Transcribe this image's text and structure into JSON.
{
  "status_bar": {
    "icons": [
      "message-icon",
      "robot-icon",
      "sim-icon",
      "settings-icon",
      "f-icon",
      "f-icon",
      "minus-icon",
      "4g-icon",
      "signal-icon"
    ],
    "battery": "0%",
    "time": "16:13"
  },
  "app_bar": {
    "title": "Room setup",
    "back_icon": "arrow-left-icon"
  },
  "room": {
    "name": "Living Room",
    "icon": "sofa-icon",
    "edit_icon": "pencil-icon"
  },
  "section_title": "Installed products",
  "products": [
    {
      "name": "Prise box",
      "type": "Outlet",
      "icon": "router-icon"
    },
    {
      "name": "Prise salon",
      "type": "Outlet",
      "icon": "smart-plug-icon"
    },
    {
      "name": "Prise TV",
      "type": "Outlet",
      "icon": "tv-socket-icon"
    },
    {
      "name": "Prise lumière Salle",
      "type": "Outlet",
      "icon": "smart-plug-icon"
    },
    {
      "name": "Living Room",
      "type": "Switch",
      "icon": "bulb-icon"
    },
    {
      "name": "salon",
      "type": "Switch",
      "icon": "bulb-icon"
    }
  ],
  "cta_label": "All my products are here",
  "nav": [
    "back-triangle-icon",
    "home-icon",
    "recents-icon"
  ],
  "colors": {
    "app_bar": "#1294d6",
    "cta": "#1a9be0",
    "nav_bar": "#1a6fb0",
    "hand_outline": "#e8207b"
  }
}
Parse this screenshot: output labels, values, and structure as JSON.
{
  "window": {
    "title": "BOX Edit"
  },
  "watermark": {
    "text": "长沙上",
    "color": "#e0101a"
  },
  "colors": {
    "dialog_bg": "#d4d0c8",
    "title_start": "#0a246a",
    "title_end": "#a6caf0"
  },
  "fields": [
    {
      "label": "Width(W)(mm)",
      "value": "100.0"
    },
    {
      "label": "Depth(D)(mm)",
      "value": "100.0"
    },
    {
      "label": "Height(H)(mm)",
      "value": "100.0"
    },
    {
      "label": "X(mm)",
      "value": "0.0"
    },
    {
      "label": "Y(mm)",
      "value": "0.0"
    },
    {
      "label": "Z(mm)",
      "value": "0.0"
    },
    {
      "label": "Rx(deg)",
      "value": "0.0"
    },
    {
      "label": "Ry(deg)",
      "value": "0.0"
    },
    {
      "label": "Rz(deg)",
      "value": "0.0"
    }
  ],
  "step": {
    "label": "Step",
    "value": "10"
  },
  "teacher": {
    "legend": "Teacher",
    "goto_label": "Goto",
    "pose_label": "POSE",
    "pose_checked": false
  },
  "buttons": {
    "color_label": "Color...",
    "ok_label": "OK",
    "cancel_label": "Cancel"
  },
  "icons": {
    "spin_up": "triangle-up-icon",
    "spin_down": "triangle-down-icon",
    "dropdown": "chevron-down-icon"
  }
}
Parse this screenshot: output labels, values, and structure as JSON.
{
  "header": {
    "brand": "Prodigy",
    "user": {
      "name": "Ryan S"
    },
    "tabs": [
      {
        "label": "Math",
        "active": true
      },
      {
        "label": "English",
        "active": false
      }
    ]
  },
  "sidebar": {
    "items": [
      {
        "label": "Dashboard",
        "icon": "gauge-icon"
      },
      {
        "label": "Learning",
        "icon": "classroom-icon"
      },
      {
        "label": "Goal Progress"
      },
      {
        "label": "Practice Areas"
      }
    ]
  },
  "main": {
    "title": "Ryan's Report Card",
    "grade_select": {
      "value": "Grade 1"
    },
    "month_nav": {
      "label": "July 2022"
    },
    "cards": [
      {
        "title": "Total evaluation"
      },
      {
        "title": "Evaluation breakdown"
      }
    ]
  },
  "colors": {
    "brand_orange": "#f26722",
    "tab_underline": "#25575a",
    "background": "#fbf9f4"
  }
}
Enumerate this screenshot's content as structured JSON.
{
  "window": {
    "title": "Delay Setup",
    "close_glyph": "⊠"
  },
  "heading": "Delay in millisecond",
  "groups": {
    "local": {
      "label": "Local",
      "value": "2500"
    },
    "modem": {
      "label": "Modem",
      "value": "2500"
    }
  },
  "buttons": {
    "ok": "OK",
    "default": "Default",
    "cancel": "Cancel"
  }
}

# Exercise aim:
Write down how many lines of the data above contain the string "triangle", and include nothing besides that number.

# Answer to the exercise:
3